Citations Used in the Meta-Analysis

Bale, R.N., Van, S.W.W., Kuldau, J.M., Engelsing, T.M., Elashoff, R.M., & Zarcone, V.P.J. (1980). Therapeutic communities vs methadone maintenance. A prospective controlled study of narcotic addiction treatment: design and one-year follow-up. Archives of General Psychiatry, 37, 2, 179-193.

Dolan, K.A., Shearer, J., MacDonald, M., Mattick, R.P., Hall, W., & Wodak, A.D. (2003). A randomised controlled trial of methadone maintenance treatment versus wait list control in an Australian prison system. Drug and Alcohol Dependence, 72(1), 59-65.

Gronbladh, L. & Gunne, L. (1989). Methadone-assisted rehabilitation of Swedish heroin addicts.

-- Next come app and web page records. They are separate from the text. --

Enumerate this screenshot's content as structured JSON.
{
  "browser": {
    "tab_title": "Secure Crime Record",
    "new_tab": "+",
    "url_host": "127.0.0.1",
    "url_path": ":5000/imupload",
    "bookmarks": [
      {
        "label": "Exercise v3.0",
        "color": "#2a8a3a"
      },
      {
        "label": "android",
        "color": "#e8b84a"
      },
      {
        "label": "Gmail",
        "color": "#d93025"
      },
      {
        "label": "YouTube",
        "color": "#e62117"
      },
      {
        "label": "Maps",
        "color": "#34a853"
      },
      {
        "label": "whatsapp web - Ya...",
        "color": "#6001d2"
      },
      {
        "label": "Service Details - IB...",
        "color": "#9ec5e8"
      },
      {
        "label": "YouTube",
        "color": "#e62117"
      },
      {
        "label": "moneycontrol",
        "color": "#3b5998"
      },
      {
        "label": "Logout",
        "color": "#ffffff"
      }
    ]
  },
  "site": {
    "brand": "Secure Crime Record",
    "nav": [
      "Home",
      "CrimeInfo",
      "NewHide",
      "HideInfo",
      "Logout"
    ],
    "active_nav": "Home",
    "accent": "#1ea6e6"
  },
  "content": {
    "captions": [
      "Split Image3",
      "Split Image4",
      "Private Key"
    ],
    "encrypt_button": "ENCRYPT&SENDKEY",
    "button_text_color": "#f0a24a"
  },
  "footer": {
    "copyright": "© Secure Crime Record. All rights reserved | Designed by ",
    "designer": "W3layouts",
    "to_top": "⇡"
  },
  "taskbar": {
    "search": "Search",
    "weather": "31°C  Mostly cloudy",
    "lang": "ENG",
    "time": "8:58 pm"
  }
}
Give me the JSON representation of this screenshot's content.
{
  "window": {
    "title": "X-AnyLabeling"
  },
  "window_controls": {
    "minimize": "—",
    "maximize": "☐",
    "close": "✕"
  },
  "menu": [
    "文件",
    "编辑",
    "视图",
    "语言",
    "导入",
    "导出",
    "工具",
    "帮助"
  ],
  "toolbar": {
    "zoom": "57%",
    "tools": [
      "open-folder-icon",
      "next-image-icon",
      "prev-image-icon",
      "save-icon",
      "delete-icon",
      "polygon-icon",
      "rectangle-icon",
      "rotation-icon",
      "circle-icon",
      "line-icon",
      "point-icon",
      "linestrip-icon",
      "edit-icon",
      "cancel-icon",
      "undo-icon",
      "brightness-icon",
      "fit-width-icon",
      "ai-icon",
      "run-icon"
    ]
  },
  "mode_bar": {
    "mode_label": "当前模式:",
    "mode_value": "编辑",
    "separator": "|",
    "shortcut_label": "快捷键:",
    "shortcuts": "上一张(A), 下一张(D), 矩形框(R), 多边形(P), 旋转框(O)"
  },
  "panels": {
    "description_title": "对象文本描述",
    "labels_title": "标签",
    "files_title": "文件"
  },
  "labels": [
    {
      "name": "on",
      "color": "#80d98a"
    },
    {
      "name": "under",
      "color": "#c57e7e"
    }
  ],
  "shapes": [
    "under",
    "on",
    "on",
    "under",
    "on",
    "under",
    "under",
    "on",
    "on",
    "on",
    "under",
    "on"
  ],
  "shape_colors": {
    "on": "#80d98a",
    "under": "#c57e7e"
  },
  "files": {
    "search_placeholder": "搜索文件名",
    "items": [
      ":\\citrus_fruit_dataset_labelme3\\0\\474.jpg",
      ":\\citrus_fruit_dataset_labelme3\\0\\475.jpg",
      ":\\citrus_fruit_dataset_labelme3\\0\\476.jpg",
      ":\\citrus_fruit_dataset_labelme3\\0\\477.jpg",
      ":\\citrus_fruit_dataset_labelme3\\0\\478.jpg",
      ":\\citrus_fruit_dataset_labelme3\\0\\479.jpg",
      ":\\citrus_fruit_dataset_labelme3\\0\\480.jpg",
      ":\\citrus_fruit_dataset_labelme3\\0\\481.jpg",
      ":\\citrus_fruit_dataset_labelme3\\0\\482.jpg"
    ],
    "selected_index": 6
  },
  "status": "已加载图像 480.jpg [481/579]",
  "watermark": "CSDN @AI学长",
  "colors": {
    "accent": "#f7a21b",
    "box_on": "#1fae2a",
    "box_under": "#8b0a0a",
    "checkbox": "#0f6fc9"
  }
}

Drug and Alcohol Dependence, 24(1), 31-37.

Gruber, V.A., Delucchi, K.L., Kielstein, A., & Batki, S.L. (2008). A randomized trial of 6-month methadone maintenance with standard or minimal counseling versus 21-day methadone detoxification. Drug and Alcohol Dependence, 94, 1, 199-206.

Kinlock, T., Gordon, M., Schwartz, R., O'Grady, K., Fitzgerald, T., & Wilson, M. (2007). A randomized clinical trial of methadone maintenance for prisoners: Results at 1-month post-release. Drug and Alcohol Dependence, 91(2-3), 220-227.

Newman, R., & Whitehill, W. (1979). Double-blind comparison of methadone and placebo maintenance treatments of narcotic addicts in Hong Kong. The Lancet, 314(8141), 485-488.

Schwartz, R.P., Highfield, D.A., Jaffe, J.H., Brady, J.V., Butler, C.B., Rouse, C.O., Callaman, J.M., ... Battjes, R.J. (2006). A randomized controlled trial of interim methadone maintenance. Archives of General Psychiatry, 63(1), 102-9.

Schwartz, R.P., Jaffe, J.H., Highfield, D.A., Callaman, J.M., & O'Grady, K.E. (2007). A randomized controlled trial of interim methadone maintenance: 10-Month follow-up. Drug and Alcohol Dependence, 86(1), 30-36.

Strain, E.C., Stitzer, M. L., Liebson, I.A., & Bigelow, G.E. (1993). Dose-response effects of methadone in the treatment of opioid dependence. Annals of Internal Medicine, 119(1), 23-27.

Vanichseni, S., Wongsuwan, B., Choopanya, K., & Wongpanich, K. (1991). A controlled trial of methadone maintenance in a population of intravenous drug users in Bangkok: Implications for prevention of HIV. International Journal of the Addictions, 26(12), 1.

Wilson, M.E., Schwartz, R.P., O'Grady, K.E., & Jaffe, J.H. (2010). Impact of interim methadone maintenance on HIV risk behaviors. Journal of Urban Health: Bulletin of the New York Academy of Medicine, 87(4), 586-591.